**WORK ITEM:** The entries are to be written out word for word, with their images left out.

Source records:
###
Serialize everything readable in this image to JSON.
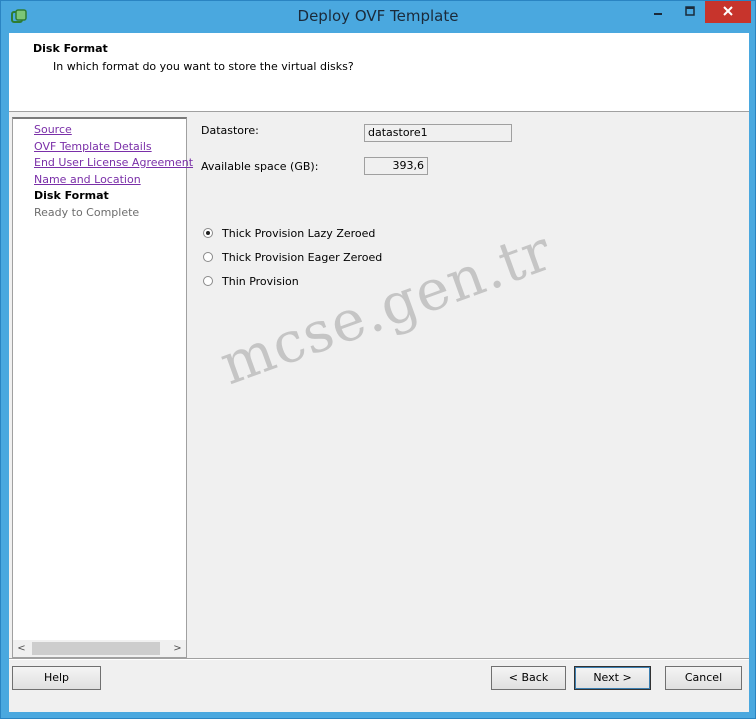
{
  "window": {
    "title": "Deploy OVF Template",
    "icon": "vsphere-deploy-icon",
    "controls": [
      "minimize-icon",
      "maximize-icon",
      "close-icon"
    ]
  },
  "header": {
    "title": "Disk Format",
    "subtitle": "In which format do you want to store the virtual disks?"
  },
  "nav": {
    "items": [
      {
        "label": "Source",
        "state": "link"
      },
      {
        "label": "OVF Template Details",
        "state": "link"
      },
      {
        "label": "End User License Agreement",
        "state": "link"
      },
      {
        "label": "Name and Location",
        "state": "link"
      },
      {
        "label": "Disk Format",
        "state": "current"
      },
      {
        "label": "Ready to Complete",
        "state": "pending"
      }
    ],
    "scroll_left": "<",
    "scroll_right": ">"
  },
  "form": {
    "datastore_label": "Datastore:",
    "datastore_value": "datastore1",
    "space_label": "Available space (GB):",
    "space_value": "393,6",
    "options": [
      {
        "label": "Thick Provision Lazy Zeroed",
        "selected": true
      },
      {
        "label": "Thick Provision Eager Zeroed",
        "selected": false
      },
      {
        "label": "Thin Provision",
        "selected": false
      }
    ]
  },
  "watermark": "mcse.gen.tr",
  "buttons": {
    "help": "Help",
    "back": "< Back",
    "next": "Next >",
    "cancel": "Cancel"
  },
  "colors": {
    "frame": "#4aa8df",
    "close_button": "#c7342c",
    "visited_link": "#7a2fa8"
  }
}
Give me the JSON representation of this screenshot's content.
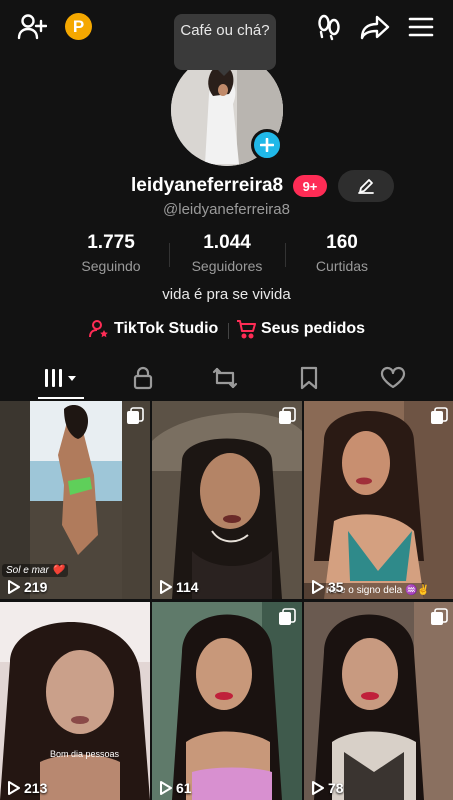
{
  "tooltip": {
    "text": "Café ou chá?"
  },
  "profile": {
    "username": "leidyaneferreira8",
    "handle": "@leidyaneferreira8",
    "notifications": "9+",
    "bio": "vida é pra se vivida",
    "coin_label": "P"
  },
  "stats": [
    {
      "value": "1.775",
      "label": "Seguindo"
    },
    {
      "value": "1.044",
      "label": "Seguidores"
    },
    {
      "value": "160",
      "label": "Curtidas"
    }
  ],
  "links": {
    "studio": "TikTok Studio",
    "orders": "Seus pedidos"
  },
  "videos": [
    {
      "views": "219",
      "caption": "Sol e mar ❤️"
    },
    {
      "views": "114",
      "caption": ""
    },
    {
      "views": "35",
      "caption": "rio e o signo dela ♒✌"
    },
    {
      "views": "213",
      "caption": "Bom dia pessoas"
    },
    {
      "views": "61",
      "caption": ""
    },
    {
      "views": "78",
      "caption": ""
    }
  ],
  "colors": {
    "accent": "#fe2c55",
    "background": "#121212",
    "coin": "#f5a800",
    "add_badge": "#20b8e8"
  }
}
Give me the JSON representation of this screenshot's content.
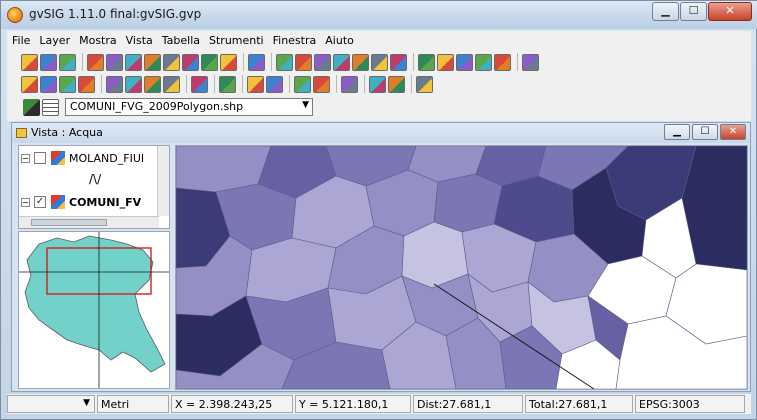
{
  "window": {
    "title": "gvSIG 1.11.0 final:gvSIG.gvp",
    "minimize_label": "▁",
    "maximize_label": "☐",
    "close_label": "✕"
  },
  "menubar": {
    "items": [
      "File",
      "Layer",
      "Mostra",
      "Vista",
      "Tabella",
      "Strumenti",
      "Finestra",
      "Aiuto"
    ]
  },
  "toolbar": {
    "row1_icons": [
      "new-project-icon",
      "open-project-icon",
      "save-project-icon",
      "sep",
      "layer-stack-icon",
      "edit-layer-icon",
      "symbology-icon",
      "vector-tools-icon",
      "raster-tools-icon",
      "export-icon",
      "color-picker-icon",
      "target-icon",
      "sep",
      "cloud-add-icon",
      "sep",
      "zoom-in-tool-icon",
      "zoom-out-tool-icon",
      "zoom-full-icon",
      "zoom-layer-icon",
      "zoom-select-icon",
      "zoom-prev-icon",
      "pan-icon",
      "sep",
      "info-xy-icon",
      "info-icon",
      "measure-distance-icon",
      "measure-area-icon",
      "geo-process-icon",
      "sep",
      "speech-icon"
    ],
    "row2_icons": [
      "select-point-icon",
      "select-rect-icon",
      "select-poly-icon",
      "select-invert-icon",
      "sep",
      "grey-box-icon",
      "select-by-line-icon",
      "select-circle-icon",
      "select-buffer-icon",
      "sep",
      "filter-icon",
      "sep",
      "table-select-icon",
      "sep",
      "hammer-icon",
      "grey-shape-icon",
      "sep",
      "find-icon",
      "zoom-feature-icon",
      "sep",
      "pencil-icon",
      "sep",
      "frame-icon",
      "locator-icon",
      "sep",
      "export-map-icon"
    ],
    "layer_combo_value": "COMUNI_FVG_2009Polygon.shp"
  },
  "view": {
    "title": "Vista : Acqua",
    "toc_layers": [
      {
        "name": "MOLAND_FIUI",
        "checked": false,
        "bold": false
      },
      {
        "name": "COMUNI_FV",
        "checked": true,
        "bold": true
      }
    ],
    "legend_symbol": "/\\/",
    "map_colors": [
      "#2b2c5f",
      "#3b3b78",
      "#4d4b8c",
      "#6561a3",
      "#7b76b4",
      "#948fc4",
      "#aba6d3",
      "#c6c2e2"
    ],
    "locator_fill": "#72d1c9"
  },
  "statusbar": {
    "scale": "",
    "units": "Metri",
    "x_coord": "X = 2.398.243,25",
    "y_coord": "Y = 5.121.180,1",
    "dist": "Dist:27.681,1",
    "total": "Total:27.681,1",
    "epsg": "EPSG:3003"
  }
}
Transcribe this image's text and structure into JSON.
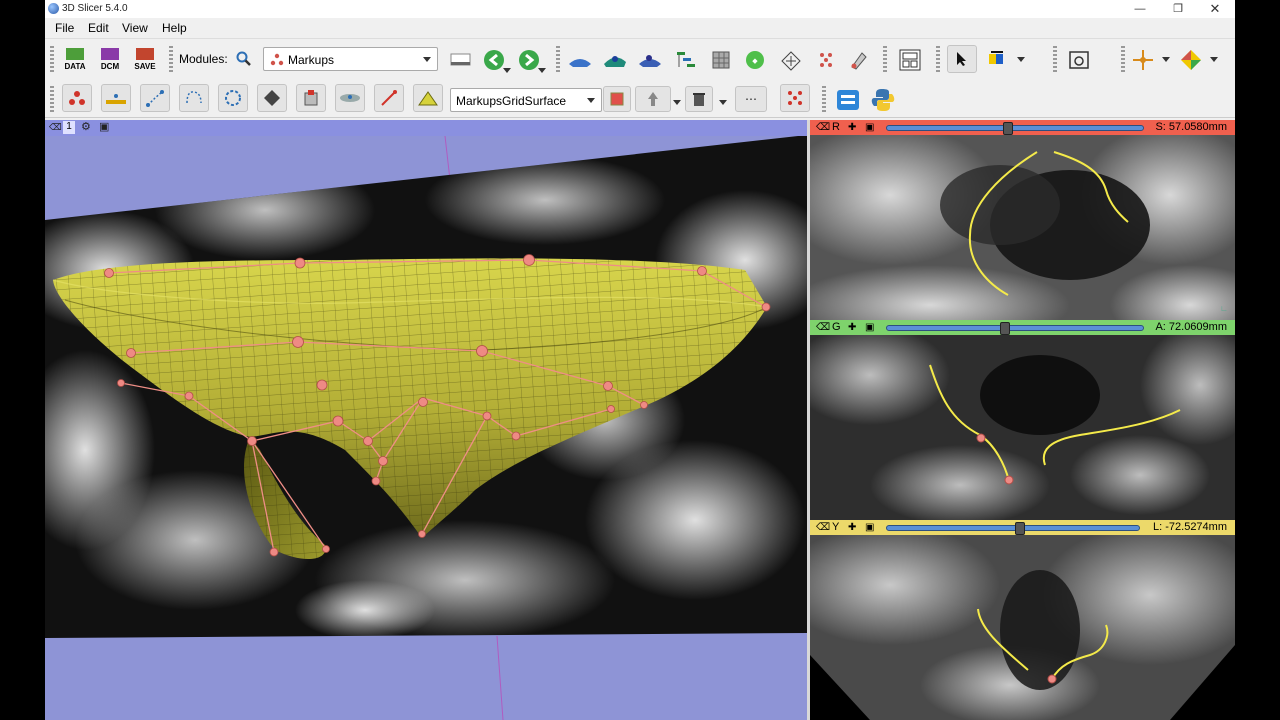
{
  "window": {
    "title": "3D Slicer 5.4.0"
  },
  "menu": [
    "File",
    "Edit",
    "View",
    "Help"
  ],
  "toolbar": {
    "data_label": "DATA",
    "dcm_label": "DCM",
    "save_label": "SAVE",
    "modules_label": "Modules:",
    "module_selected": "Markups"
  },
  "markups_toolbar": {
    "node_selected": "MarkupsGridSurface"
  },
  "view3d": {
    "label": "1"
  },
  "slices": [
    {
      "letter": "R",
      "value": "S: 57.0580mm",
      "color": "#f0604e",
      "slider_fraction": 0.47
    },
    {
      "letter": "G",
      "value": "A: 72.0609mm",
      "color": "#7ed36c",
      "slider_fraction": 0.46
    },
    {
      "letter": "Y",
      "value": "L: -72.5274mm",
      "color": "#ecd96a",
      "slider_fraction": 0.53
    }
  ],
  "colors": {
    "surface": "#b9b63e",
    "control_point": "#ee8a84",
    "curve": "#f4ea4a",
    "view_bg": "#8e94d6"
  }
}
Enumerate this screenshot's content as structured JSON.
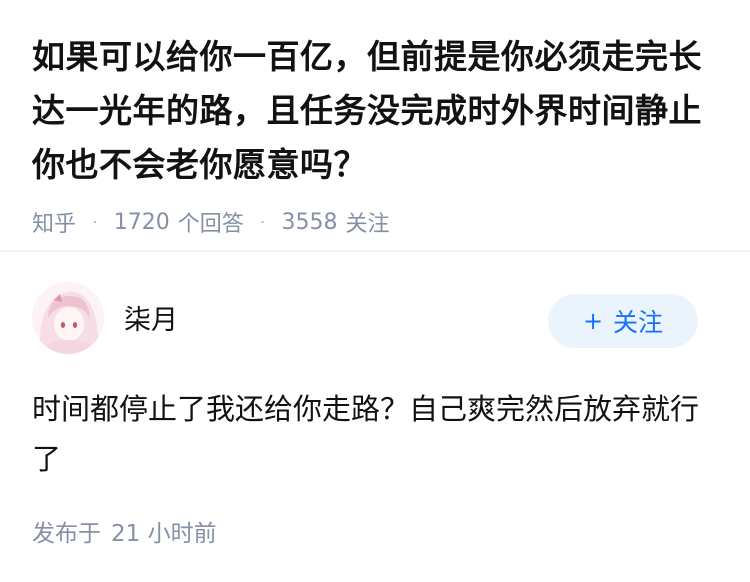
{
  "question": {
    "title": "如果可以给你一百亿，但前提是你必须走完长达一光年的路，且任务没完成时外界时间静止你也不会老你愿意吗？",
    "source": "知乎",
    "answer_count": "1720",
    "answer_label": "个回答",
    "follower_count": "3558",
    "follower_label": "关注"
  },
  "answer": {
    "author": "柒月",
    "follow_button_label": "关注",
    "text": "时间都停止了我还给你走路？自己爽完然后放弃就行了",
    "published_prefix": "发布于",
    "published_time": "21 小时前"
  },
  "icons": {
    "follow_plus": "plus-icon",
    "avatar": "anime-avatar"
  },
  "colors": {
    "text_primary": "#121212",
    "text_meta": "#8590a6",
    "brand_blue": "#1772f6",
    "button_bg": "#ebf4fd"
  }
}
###
**OUTPUT FOR THIS TASK:**
Serialize everything readable in this image to JSON.
{
  "window": {
    "title": "Deploy OVF Template",
    "icon": "vsphere-deploy-icon",
    "controls": [
      "minimize-icon",
      "maximize-icon",
      "close-icon"
    ]
  },
  "header": {
    "title": "Disk Format",
    "subtitle": "In which format do you want to store the virtual disks?"
  },
  "nav": {
    "items": [
      {
        "label": "Source",
        "state": "link"
      },
      {
        "label": "OVF Template Details",
        "state": "link"
      },
      {
        "label": "End User License Agreement",
        "state": "link"
      },
      {
        "label": "Name and Location",
        "state": "link"
      },
      {
        "label": "Disk Format",
        "state": "current"
      },
      {
        "label": "Ready to Complete",
        "state": "pending"
      }
    ],
    "scroll_left": "<",
    "scroll_right": ">"
  },
  "form": {
    "datastore_label": "Datastore:",
    "datastore_value": "datastore1",
    "space_label": "Available space (GB):",
    "space_value": "393,6",
    "options": [
      {
        "label": "Thick Provision Lazy Zeroed",
        "selected": true
      },
      {
        "label": "Thick Provision Eager Zeroed",
        "selected": false
      },
      {
        "label": "Thin Provision",
        "selected": false
      }
    ]
  },
  "watermark": "mcse.gen.tr",
  "buttons": {
    "help": "Help",
    "back": "< Back",
    "next": "Next >",
    "cancel": "Cancel"
  },
  "colors": {
    "frame": "#4aa8df",
    "close_button": "#c7342c",
    "visited_link": "#7a2fa8"
  }
}
Give me the JSON representation of this screenshot's content.
{
  "tooltip": {
    "text": "Café ou chá?"
  },
  "profile": {
    "username": "leidyaneferreira8",
    "handle": "@leidyaneferreira8",
    "notifications": "9+",
    "bio": "vida é pra se vivida",
    "coin_label": "P"
  },
  "stats": [
    {
      "value": "1.775",
      "label": "Seguindo"
    },
    {
      "value": "1.044",
      "label": "Seguidores"
    },
    {
      "value": "160",
      "label": "Curtidas"
    }
  ],
  "links": {
    "studio": "TikTok Studio",
    "orders": "Seus pedidos"
  },
  "videos": [
    {
      "views": "219",
      "caption": "Sol e mar ❤️"
    },
    {
      "views": "114",
      "caption": ""
    },
    {
      "views": "35",
      "caption": "rio e o signo dela ♒✌"
    },
    {
      "views": "213",
      "caption": "Bom dia pessoas"
    },
    {
      "views": "61",
      "caption": ""
    },
    {
      "views": "78",
      "caption": ""
    }
  ],
  "colors": {
    "accent": "#fe2c55",
    "background": "#121212",
    "coin": "#f5a800",
    "add_badge": "#20b8e8"
  }
}
Give me the JSON representation of this screenshot's content.
{
  "window": {
    "title": "gvSIG 1.11.0 final:gvSIG.gvp",
    "minimize_label": "▁",
    "maximize_label": "☐",
    "close_label": "✕"
  },
  "menubar": {
    "items": [
      "File",
      "Layer",
      "Mostra",
      "Vista",
      "Tabella",
      "Strumenti",
      "Finestra",
      "Aiuto"
    ]
  },
  "toolbar": {
    "row1_icons": [
      "new-project-icon",
      "open-project-icon",
      "save-project-icon",
      "sep",
      "layer-stack-icon",
      "edit-layer-icon",
      "symbology-icon",
      "vector-tools-icon",
      "raster-tools-icon",
      "export-icon",
      "color-picker-icon",
      "target-icon",
      "sep",
      "cloud-add-icon",
      "sep",
      "zoom-in-tool-icon",
      "zoom-out-tool-icon",
      "zoom-full-icon",
      "zoom-layer-icon",
      "zoom-select-icon",
      "zoom-prev-icon",
      "pan-icon",
      "sep",
      "info-xy-icon",
      "info-icon",
      "measure-distance-icon",
      "measure-area-icon",
      "geo-process-icon",
      "sep",
      "speech-icon"
    ],
    "row2_icons": [
      "select-point-icon",
      "select-rect-icon",
      "select-poly-icon",
      "select-invert-icon",
      "sep",
      "grey-box-icon",
      "select-by-line-icon",
      "select-circle-icon",
      "select-buffer-icon",
      "sep",
      "filter-icon",
      "sep",
      "table-select-icon",
      "sep",
      "hammer-icon",
      "grey-shape-icon",
      "sep",
      "find-icon",
      "zoom-feature-icon",
      "sep",
      "pencil-icon",
      "sep",
      "frame-icon",
      "locator-icon",
      "sep",
      "export-map-icon"
    ],
    "layer_combo_value": "COMUNI_FVG_2009Polygon.shp"
  },
  "view": {
    "title": "Vista : Acqua",
    "toc_layers": [
      {
        "name": "MOLAND_FIUI",
        "checked": false,
        "bold": false
      },
      {
        "name": "COMUNI_FV",
        "checked": true,
        "bold": true
      }
    ],
    "legend_symbol": "/\\/",
    "map_colors": [
      "#2b2c5f",
      "#3b3b78",
      "#4d4b8c",
      "#6561a3",
      "#7b76b4",
      "#948fc4",
      "#aba6d3",
      "#c6c2e2"
    ],
    "locator_fill": "#72d1c9"
  },
  "statusbar": {
    "scale": "",
    "units": "Metri",
    "x_coord": "X = 2.398.243,25",
    "y_coord": "Y = 5.121.180,1",
    "dist": "Dist:27.681,1",
    "total": "Total:27.681,1",
    "epsg": "EPSG:3003"
  }
}
Transcribe this image's text and structure into JSON.
{
  "window": {
    "title": "3D Slicer 5.4.0"
  },
  "menu": [
    "File",
    "Edit",
    "View",
    "Help"
  ],
  "toolbar": {
    "data_label": "DATA",
    "dcm_label": "DCM",
    "save_label": "SAVE",
    "modules_label": "Modules:",
    "module_selected": "Markups"
  },
  "markups_toolbar": {
    "node_selected": "MarkupsGridSurface"
  },
  "view3d": {
    "label": "1"
  },
  "slices": [
    {
      "letter": "R",
      "value": "S: 57.0580mm",
      "color": "#f0604e",
      "slider_fraction": 0.47
    },
    {
      "letter": "G",
      "value": "A: 72.0609mm",
      "color": "#7ed36c",
      "slider_fraction": 0.46
    },
    {
      "letter": "Y",
      "value": "L: -72.5274mm",
      "color": "#ecd96a",
      "slider_fraction": 0.53
    }
  ],
  "colors": {
    "surface": "#b9b63e",
    "control_point": "#ee8a84",
    "curve": "#f4ea4a",
    "view_bg": "#8e94d6"
  }
}
Enumerate this screenshot's content as structured JSON.
{
  "question": {
    "title": "如果可以给你一百亿，但前提是你必须走完长达一光年的路，且任务没完成时外界时间静止你也不会老你愿意吗？",
    "source": "知乎",
    "answer_count": "1720",
    "answer_label": "个回答",
    "follower_count": "3558",
    "follower_label": "关注"
  },
  "answer": {
    "author": "柒月",
    "follow_button_label": "关注",
    "text": "时间都停止了我还给你走路？自己爽完然后放弃就行了",
    "published_prefix": "发布于",
    "published_time": "21 小时前"
  },
  "icons": {
    "follow_plus": "plus-icon",
    "avatar": "anime-avatar"
  },
  "colors": {
    "text_primary": "#121212",
    "text_meta": "#8590a6",
    "brand_blue": "#1772f6",
    "button_bg": "#ebf4fd"
  }
}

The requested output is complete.